Carpentries at Otago
presentationposted on 10.03.2020, 04:00 by Murray Cadzow, Mik BlackMik Black, Matt Bixley
As part of a strategic initiative from the Division of Health Sciences at the University of Otago, a project was established to increase researchers’ use of “big data” in research projects. The first steps taken in beginning to build this capability were to ramp up both the delivery of Software and Data Carpentry workshops, and the training of local instructors in The Carpentries pedagogy. As part of this initiative, Murray and Matt have been delivering and facilitating Carpentries workshops across the multiple University of Otago campuses (Dunedin, Christchurch, Wellington), developing additional training materials and lessons, and supporting other groups in the use of Carpentries pedagogy for non-Carpentries workshops. In this talk we will discuss some of the impacts this initiative has had on delivering Carpentries workshops, and on the Carpentries community at Otago.
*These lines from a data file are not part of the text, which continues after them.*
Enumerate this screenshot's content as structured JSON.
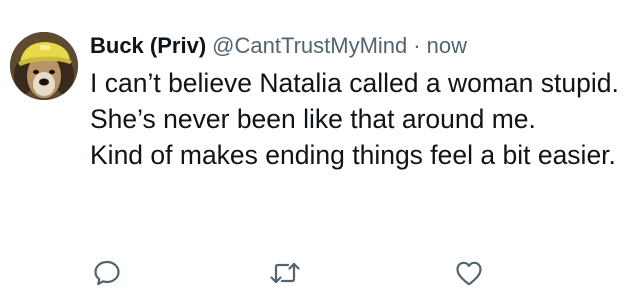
{
  "tweet": {
    "display_name": "Buck (Priv)",
    "handle": "@CantTrustMyMind",
    "separator": "·",
    "timestamp": "now",
    "body_lines": [
      "I can’t believe Natalia called a woman stupid. She’s never been like that around me.",
      "Kind of makes ending things feel a bit easier."
    ]
  },
  "actions": {
    "reply_icon": "speech-bubble-icon",
    "retweet_icon": "retweet-arrows-icon",
    "like_icon": "heart-outline-icon"
  },
  "colors": {
    "text": "#0f1419",
    "secondary": "#536471",
    "avatar_hat": "#e8d84a"
  }
}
ABOUT THE AUTHOR(S)
Murray Cadzow is a Teaching Fellow and Postdoctoral Fellow at the University of Otago. He is both a Carpentries instructor and instructor trainer. His teaching focus is on delivering digital literacy training to researchers, and the development and support of the local Carpentries community at Otago. His research involves the use of large datasets to investigate the genetic basis of Gout in Māori and Polynesian populations.
Matt Bixley a Carpentries Instructor and Teaching/Research Fellow at the University of Otago. His research background extends from Lab and Field work through Quantitative Genetics and Bioinformatics. Current research is in the use of Machine Learning tools to predict cancer outcomes.
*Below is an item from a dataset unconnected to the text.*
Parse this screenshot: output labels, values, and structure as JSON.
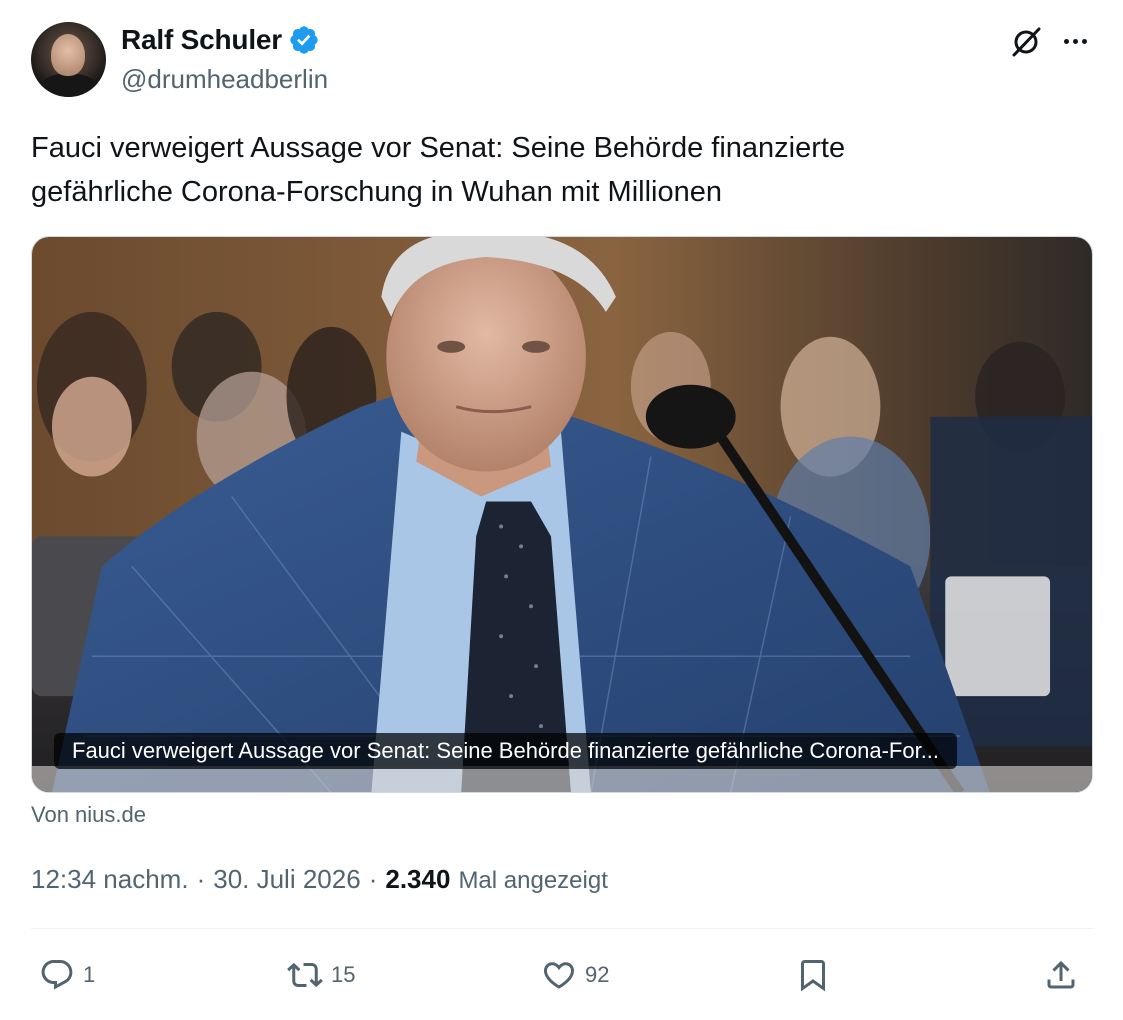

Mik received a BSc(Hons) in statistics from the University of Canterbury, and a MSc (mathematical statistics) and PhD (statistics) from Purdue University. After completing his PhD in 2002, Mik returned to New Zealand to work as a lecturer in the Department of Statistics at the University of Auckland. An ongoing involvement in a number of Dunedinbased collaborative genomics projects resulted in a move to the University of Otago in 2006, where he now leads a research group focused on the development and application of statistical methods for the analysis of data from genomics experiments, with a particular emphasis on human disease. Mik has also been heavily involved in major initiatives designed to put in place sustainable national research infrastructure for NZ: Genomics Aotearoa and NZ Genomics Limited for genomics, digital literacy training via The Carpentries, and NeSI (New Zealand eScience Infrastructure) for high performance computing and eResearch.